▸ **WHAT YOU WILL DO**
Read through the material below and find each line that has the word "subtitle"; copy it.

▸ **GIVEN RECORDS**
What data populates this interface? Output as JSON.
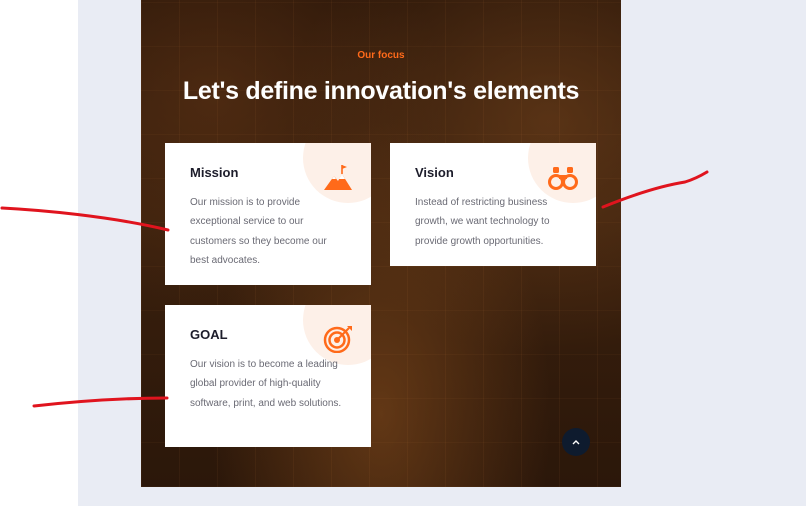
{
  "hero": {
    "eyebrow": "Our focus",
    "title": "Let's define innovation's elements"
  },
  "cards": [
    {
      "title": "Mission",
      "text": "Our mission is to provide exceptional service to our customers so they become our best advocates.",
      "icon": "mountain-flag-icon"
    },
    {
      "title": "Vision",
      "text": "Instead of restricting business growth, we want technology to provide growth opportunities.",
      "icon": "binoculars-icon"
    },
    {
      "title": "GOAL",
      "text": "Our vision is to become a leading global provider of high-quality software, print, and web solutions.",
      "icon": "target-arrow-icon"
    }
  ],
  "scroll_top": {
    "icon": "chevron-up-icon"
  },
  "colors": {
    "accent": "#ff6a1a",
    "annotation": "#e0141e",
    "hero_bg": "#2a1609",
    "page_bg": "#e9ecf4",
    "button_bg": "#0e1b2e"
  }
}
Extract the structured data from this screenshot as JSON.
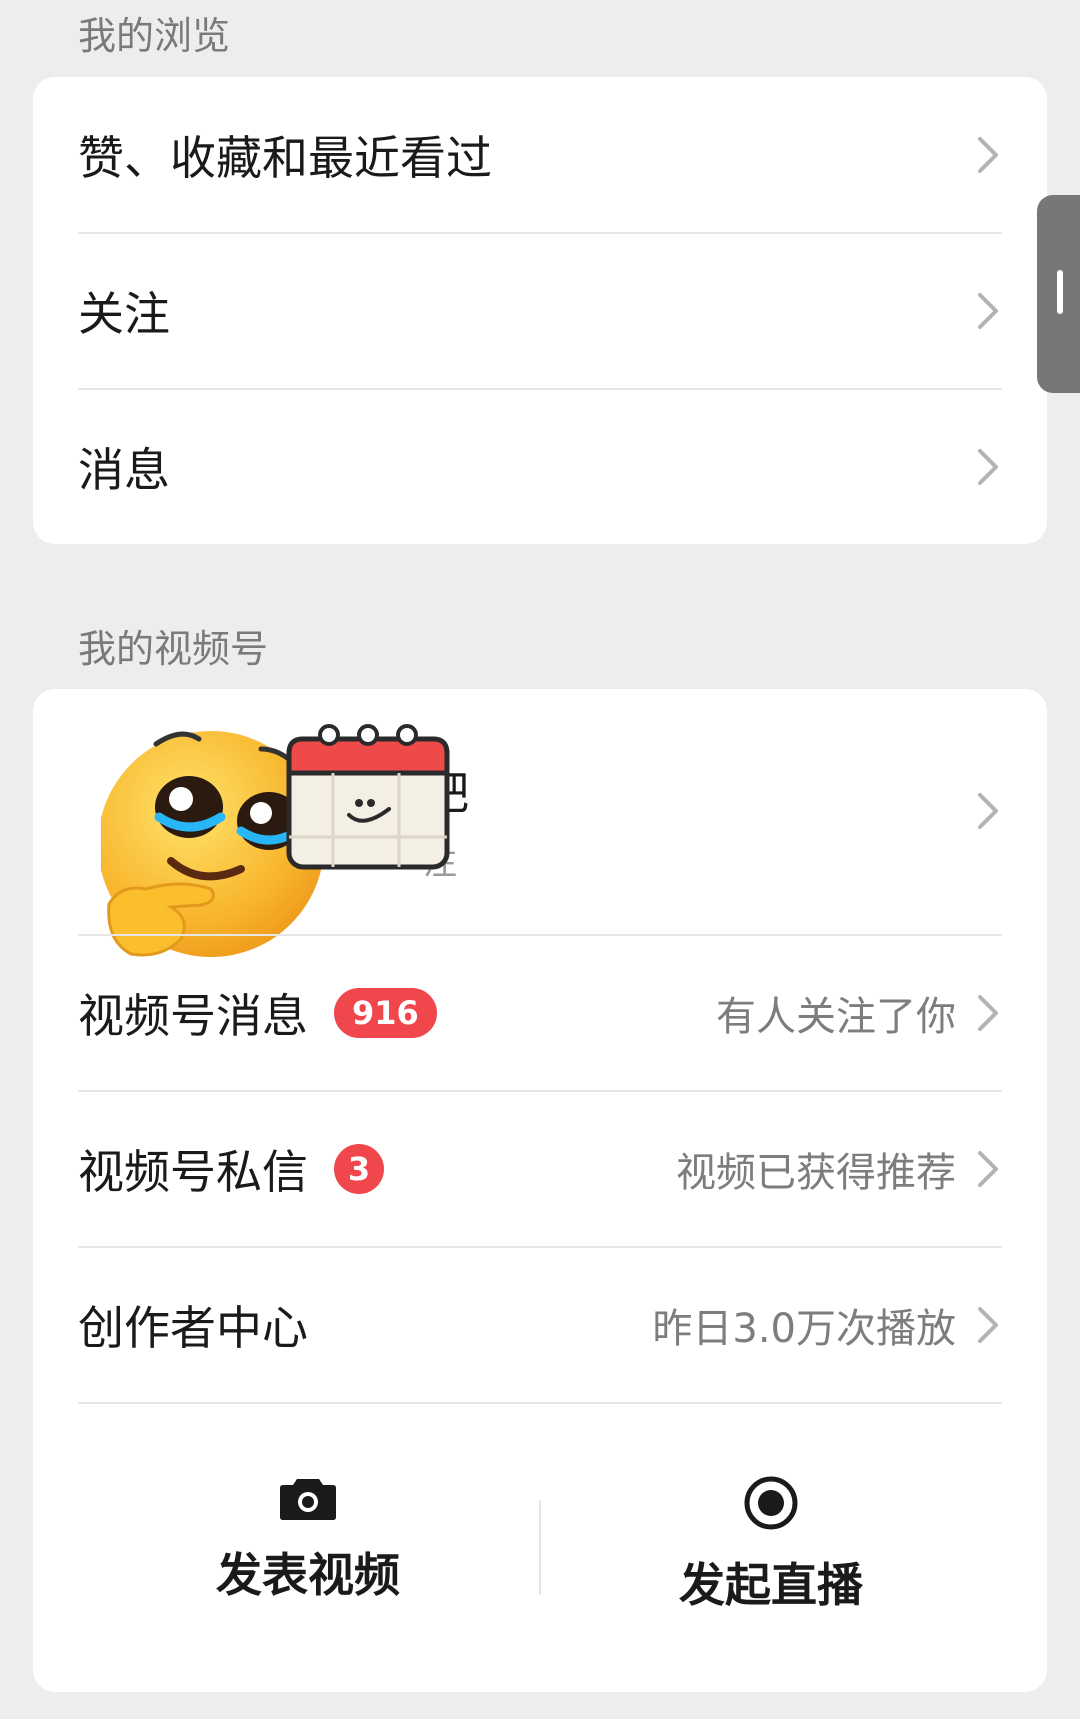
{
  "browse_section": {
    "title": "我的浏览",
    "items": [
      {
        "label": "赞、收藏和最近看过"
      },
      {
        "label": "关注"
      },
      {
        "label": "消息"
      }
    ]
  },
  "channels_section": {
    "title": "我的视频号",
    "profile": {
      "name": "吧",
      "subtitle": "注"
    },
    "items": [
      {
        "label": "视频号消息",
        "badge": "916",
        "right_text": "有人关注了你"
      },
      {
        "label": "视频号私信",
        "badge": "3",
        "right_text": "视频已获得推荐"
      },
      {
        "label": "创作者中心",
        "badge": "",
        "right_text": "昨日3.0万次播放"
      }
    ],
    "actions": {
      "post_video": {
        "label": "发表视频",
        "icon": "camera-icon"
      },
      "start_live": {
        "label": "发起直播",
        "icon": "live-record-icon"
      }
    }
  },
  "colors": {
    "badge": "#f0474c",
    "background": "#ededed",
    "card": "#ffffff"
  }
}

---

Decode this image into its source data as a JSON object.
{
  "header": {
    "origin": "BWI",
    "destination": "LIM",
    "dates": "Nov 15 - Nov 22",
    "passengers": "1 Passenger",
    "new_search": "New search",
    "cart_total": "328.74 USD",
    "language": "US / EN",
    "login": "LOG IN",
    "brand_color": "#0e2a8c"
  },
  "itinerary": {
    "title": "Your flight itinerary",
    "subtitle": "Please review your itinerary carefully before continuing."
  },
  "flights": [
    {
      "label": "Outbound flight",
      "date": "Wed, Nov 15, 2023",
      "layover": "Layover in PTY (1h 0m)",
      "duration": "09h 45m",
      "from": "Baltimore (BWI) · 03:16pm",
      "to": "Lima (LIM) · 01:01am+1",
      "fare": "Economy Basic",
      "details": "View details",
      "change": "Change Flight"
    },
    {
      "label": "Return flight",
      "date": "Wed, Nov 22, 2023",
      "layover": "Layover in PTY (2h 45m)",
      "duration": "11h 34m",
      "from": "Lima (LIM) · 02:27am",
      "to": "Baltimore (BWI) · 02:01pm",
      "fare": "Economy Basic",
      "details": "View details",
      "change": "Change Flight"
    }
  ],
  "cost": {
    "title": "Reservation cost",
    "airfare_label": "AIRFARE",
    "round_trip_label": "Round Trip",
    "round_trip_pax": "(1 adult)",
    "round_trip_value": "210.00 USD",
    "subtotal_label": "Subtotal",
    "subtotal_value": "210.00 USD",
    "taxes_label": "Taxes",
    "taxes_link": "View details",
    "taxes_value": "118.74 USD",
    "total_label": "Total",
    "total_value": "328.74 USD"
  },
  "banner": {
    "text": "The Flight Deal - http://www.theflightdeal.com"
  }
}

▸ **FINISHED TASK**
      "subtitle": "注"
    "subtitle": "Please review your itinerary carefully before continuing."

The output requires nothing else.